I filled up the bird feeder out back this morning and the birds pictured yesterday are all there eating now. Along with several dozen of their friends: when I put birdseed out we usually have fifty or sixty house sparrows and finches on the ground and fighting for one of the perches on the feeder. They are quite a noisy bunch chirping at each other out there. In addition to the seed feeders we have a lot of bug eating birds, as the rains have driven a lot of worms up to the surface. I counted a half dozen robins, two quail, three or four woodpeckers, and over a hundred starlings in addition to our regular hummingbirds and mockingbirds all out back at the same time. The front yard is full of pigeons and doves eating the fallen olives.

I tried to take a shot of our water fountain out back when the starlings descended - there were about a dozen on the rocks pecking at each other. But as usual some noise startled them and they all jumped up to the trees. So you'll have to settle for five, with a robin in the lower right corner watching.

The starlings come in a flock, I can count a little over fifty in this picture, but my camera doesn’t shoot wide enough to get the whole group, extending left and right about the same amount as here.

It’s funny to watch them all jump up when there is a noise out on the street, or fly together as a group into the trees, wait a bit, and come back down. See what little it takes to amuse me?

Here is the feeder. It took a while to find one that the pigeons can’t perch on, I got this tube one and cut the perches shorter and glued plastic partially over the seed holes so that the birds can’t just swipe all the food out quickly. It holds about a pound of seed, and these guys can clear it out in about six hours.

One of the woodpeckers came back - here he is on the fountain. That black looking mark on his chest is a very iridescent bright red when caught in the sunlight. I think it’s a sapsucker, as they have circled our peach tree with holes then come back a few days later and eat the sap that oozes out. I don’t think we have that many boring bugs in the peach tree.

All the birds have black and gray speckled feathers, and blend into the dry grass and gravel yards. It's hard to see the sapsucker on the peach tree until he starts beating on the trunk and you see his head moving. The starlings turn full black in the summertime, and the robins are not a bright red but have more of a pale redish gray front, not as bright as the ones I remember from back East.

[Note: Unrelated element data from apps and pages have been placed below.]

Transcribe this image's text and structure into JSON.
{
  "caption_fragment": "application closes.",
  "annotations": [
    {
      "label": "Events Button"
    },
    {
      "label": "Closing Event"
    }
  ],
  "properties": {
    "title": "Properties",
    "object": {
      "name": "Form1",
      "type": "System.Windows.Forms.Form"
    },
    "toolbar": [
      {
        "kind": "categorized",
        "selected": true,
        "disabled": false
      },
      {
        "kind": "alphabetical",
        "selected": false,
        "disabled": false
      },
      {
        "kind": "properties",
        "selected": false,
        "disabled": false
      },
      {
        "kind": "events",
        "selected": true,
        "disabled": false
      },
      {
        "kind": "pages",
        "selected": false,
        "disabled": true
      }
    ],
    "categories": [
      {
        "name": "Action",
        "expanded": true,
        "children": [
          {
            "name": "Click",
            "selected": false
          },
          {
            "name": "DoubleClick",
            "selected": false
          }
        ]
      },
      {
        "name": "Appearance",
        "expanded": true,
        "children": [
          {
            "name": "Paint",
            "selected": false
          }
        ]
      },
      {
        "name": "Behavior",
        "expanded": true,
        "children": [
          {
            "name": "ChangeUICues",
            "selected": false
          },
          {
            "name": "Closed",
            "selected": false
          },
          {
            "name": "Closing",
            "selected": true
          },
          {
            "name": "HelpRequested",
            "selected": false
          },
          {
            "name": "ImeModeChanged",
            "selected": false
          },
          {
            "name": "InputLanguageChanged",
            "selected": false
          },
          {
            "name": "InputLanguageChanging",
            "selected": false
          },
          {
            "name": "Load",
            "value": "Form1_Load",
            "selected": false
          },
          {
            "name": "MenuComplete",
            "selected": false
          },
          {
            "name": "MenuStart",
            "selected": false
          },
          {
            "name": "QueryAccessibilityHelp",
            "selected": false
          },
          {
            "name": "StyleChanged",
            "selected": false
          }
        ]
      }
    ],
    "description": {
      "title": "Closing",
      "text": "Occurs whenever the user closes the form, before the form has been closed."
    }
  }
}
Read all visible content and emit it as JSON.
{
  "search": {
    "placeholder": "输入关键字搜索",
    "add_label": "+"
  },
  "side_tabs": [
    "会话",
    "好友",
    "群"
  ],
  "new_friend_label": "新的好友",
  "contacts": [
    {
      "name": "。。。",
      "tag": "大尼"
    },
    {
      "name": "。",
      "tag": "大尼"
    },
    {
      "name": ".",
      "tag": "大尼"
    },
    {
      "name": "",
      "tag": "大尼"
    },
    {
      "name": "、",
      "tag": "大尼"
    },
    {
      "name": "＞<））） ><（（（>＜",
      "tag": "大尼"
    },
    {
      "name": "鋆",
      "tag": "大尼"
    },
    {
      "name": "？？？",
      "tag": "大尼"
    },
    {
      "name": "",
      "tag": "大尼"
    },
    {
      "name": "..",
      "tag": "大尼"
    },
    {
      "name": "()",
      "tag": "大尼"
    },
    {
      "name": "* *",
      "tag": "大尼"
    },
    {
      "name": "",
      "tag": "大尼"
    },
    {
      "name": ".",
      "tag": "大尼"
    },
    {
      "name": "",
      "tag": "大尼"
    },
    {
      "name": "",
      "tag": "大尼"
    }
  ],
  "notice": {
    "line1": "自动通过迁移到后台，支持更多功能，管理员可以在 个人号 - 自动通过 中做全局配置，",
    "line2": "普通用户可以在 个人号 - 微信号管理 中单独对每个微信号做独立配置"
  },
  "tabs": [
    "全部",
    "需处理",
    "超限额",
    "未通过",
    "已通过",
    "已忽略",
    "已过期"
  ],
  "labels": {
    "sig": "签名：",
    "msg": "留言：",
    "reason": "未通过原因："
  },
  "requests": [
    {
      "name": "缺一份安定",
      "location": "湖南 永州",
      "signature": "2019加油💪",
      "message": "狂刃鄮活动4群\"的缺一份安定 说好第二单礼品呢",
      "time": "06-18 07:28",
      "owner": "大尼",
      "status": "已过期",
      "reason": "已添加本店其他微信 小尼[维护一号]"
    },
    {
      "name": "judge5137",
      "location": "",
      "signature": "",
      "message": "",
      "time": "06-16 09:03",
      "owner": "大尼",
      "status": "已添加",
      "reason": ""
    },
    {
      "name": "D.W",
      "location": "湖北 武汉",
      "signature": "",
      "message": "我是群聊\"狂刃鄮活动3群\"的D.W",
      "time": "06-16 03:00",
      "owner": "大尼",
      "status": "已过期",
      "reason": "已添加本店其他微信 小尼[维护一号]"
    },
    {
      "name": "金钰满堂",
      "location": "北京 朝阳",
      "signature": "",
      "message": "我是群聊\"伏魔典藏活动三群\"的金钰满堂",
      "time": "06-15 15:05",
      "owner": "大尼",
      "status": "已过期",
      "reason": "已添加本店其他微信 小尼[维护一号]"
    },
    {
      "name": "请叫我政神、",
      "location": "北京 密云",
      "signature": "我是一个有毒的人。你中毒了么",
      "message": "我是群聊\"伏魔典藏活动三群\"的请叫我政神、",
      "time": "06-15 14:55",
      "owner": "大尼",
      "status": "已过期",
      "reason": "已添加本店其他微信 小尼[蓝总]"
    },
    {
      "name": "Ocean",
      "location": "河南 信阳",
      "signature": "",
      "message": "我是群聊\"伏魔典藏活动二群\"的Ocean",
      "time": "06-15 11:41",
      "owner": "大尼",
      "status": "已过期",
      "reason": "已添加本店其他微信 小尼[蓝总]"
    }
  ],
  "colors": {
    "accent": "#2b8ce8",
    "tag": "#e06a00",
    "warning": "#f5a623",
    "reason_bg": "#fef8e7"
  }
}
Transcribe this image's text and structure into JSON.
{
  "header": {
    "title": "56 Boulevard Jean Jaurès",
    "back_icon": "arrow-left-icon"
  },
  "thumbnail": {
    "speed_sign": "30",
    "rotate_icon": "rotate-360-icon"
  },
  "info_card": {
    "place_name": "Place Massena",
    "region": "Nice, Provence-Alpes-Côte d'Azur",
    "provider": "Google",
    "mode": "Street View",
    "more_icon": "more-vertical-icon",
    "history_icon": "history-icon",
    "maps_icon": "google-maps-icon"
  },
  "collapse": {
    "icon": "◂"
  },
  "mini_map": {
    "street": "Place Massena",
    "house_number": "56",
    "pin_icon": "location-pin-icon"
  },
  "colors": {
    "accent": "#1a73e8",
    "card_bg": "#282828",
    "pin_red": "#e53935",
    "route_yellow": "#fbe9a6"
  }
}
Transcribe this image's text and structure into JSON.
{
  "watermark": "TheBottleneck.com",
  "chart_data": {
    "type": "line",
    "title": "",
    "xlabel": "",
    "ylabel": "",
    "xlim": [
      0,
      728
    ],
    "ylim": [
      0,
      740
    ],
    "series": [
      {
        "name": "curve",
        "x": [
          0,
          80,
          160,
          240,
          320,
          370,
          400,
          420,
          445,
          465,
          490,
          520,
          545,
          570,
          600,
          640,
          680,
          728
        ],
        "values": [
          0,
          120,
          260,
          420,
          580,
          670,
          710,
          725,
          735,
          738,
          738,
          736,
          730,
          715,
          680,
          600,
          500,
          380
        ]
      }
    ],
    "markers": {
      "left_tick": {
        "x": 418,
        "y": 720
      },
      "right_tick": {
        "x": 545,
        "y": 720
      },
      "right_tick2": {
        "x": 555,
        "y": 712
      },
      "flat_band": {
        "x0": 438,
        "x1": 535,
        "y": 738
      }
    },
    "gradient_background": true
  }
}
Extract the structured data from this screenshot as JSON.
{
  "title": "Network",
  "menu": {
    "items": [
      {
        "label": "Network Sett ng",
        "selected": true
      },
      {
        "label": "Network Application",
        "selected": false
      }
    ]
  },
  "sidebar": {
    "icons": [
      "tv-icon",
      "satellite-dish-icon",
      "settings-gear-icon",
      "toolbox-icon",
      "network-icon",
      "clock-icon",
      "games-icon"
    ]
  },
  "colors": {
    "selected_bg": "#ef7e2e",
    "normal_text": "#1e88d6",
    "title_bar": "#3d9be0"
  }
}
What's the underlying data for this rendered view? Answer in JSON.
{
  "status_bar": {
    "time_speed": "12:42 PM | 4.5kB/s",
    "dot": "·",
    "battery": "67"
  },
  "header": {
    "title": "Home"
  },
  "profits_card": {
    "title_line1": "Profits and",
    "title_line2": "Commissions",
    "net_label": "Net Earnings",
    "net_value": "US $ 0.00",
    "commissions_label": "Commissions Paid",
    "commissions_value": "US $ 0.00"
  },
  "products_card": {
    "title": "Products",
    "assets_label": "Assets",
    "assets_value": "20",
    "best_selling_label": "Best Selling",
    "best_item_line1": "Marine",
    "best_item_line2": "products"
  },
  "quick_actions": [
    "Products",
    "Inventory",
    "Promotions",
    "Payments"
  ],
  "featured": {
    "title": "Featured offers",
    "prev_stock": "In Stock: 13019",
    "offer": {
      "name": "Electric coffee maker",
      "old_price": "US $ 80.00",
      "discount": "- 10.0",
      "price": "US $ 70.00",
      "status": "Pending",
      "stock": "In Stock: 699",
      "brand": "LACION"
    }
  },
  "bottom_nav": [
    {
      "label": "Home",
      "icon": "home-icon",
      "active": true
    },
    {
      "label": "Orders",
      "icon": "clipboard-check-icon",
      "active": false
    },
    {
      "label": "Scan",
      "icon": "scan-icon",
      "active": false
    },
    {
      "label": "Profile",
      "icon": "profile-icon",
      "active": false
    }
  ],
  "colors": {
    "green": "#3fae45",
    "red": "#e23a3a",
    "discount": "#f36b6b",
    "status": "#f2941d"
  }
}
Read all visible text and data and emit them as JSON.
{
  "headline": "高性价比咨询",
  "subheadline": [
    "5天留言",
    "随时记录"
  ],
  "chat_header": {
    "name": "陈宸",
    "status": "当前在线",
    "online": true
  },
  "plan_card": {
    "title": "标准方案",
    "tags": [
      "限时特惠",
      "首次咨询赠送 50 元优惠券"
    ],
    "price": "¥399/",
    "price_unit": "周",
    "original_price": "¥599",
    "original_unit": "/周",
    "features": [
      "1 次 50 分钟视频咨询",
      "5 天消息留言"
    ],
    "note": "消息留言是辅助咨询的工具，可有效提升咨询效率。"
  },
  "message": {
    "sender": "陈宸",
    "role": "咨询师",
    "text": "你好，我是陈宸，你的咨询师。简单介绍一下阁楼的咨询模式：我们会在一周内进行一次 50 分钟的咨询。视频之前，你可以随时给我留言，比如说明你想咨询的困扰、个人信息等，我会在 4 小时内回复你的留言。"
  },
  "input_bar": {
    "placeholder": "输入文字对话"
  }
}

On a different front, my allergies are back and really knocking me right now. I never had problems before we moved here, but have developed an allergy to one of the trees that blooms in January. I guess the rain pushed them, and yesterday my head felt like it was about to explode from the stuffed sinuses. I’ve got some prescription pills an allergist prescribed to me last year; they help but not really enough. I’ve talked about all the pollen produced by desert trees and bushes before, because the plants are so far apart they depend on air pollination, so are quite generous with pollen output.

1 comment:

Rob said...

Must have missed this post when you originally did it. Great sapsucker picture.